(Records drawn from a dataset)

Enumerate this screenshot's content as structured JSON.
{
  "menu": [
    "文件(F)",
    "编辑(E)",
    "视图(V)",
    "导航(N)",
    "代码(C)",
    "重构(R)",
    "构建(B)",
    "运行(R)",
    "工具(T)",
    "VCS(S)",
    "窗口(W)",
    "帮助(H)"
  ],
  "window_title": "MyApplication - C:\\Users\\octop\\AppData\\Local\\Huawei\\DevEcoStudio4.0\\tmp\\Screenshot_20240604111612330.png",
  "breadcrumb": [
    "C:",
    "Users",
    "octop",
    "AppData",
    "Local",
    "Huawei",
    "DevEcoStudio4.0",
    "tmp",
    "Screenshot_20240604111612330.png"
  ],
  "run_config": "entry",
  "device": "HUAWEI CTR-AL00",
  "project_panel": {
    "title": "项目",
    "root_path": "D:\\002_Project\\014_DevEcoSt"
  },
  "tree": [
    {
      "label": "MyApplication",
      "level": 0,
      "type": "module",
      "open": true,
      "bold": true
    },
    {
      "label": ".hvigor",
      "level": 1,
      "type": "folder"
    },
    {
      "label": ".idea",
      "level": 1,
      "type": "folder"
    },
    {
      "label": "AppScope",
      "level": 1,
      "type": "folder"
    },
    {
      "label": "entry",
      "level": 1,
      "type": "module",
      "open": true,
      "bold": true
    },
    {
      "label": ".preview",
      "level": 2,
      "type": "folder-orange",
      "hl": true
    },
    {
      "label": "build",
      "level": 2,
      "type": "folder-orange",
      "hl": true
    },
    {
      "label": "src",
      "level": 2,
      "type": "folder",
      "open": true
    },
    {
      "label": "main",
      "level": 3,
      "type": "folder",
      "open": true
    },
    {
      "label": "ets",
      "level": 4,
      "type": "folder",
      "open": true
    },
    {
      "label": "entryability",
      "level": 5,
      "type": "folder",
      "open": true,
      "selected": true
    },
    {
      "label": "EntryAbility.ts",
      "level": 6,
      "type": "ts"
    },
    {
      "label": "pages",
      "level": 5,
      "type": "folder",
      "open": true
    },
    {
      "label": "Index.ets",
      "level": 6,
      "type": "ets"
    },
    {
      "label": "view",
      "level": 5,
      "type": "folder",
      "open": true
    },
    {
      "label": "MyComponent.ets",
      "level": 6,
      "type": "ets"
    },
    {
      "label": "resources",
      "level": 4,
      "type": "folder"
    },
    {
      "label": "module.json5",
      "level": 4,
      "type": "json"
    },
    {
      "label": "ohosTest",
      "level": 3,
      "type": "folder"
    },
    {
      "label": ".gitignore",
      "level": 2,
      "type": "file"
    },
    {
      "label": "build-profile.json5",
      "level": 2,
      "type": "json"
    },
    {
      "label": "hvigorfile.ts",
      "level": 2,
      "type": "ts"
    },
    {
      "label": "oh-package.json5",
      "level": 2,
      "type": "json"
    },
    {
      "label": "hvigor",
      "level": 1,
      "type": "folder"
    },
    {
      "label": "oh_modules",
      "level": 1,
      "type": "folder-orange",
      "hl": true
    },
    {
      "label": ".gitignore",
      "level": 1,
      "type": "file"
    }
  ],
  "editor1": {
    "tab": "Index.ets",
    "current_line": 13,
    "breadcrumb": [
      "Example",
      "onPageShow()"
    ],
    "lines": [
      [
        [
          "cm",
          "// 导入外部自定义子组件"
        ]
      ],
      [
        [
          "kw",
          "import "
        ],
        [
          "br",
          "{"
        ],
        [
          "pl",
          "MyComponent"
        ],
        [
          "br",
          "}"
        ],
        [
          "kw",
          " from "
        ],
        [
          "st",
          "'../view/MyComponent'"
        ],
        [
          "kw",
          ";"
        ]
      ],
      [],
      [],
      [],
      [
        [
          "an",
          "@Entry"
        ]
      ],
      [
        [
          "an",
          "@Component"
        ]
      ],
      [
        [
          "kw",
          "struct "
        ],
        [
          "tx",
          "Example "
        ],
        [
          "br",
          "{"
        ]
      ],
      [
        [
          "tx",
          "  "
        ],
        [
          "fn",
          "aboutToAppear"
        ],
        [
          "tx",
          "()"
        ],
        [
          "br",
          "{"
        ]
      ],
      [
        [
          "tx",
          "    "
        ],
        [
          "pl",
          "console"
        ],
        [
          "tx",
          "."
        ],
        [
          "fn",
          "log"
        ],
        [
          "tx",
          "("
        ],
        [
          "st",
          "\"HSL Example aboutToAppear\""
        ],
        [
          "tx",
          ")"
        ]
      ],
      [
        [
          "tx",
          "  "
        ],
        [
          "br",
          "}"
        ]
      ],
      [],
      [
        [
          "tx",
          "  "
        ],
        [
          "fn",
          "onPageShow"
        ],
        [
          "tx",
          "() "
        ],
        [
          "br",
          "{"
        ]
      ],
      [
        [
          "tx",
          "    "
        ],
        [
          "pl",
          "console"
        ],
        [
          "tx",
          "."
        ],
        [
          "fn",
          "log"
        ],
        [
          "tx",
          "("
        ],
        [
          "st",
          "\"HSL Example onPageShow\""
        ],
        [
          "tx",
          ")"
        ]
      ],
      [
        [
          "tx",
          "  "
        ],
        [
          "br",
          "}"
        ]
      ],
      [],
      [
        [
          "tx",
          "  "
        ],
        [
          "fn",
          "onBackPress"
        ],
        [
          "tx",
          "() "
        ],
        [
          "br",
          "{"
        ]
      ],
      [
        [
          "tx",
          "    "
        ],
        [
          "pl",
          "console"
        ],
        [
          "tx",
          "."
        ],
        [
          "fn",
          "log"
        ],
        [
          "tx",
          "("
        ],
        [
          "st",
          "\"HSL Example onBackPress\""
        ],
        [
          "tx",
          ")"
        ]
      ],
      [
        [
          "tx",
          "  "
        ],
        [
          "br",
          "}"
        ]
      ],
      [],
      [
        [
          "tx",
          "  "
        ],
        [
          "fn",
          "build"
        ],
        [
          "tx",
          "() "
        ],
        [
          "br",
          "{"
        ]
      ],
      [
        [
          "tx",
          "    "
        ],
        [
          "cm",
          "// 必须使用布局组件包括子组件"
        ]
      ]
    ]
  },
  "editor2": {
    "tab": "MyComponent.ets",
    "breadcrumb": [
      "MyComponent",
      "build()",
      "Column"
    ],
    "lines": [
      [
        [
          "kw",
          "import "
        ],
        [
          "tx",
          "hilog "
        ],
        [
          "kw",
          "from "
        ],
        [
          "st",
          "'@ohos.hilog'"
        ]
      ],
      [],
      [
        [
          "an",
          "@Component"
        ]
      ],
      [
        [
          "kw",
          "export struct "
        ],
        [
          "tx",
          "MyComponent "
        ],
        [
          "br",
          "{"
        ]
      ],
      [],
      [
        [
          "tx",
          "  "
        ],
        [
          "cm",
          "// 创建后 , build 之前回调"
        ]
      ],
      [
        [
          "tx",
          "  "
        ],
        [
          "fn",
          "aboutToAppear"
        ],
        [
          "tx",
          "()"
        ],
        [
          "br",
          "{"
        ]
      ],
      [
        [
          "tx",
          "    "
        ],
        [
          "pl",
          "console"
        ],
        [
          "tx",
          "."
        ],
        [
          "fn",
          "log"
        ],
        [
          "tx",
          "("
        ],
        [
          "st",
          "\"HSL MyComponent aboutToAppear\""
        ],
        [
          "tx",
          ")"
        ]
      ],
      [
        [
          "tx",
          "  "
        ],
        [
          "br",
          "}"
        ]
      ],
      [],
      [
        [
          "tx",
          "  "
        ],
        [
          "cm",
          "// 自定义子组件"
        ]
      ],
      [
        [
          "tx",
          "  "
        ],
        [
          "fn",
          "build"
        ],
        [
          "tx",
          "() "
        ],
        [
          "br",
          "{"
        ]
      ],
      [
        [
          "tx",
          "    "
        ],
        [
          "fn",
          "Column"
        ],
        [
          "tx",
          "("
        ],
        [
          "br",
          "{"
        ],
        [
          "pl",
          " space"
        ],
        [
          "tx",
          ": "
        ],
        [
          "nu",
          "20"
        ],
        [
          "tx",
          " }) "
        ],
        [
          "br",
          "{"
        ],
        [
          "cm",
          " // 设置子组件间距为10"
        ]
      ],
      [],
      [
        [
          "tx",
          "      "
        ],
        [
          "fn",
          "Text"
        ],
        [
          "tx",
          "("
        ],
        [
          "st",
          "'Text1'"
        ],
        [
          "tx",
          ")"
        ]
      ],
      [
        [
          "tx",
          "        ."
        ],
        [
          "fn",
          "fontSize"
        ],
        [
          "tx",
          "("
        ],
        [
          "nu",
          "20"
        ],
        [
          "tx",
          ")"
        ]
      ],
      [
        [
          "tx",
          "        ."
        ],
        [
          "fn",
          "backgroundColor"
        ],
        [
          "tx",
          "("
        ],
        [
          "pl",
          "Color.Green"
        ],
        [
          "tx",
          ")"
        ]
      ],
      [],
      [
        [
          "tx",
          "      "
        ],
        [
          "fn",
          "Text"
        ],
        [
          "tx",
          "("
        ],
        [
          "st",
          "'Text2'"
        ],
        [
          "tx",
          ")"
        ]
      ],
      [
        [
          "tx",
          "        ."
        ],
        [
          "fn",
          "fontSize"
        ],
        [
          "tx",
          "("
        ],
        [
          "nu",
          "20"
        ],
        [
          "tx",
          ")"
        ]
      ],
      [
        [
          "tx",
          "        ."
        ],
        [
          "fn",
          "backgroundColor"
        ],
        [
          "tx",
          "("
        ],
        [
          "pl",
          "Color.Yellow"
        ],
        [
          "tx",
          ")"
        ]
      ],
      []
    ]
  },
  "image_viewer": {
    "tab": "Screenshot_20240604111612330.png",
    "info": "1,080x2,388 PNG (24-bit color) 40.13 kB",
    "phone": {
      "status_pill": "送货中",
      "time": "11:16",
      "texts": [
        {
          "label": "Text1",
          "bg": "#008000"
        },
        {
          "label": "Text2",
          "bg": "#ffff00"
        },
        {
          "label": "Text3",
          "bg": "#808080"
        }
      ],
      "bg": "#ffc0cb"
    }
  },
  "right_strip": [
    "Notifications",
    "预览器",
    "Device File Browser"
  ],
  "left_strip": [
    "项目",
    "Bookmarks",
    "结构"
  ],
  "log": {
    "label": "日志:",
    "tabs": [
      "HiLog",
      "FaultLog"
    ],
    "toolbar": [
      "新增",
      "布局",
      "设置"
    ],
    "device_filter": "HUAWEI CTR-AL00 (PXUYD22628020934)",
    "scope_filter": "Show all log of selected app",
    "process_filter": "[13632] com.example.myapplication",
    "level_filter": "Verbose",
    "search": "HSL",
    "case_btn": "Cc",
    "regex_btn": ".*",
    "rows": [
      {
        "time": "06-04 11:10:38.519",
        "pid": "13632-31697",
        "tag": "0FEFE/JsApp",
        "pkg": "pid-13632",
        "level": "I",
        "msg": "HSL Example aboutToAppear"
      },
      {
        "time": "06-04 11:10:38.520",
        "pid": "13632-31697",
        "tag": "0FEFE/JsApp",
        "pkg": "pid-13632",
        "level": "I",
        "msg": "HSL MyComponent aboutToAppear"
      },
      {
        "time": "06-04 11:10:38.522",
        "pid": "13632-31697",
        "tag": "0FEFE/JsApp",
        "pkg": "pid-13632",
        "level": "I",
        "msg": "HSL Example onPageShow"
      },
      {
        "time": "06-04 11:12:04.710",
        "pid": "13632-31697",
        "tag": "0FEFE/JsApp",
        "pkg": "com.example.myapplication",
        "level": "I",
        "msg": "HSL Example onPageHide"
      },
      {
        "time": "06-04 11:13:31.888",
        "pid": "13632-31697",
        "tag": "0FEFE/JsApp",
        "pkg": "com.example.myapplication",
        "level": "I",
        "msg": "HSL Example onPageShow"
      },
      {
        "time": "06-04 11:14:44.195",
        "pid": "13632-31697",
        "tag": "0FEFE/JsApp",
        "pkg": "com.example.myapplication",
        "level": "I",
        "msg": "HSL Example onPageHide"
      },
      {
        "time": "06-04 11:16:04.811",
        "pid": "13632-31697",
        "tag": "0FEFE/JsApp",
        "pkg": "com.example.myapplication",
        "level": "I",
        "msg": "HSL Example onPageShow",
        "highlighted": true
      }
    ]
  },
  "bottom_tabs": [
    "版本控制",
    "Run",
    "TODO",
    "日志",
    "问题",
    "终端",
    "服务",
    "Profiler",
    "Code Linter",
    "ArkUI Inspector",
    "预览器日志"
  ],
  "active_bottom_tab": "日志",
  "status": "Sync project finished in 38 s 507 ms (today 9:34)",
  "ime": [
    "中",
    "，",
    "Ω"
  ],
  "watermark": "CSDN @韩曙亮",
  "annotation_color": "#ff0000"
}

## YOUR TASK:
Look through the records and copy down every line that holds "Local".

## RESPONSE:
  "window_title": "MyApplication - C:\\Users\\octop\\AppData\\Local\\Huawei\\DevEcoStudio4.0\\tmp\\Screenshot_20240604111612330.png",
    "Local",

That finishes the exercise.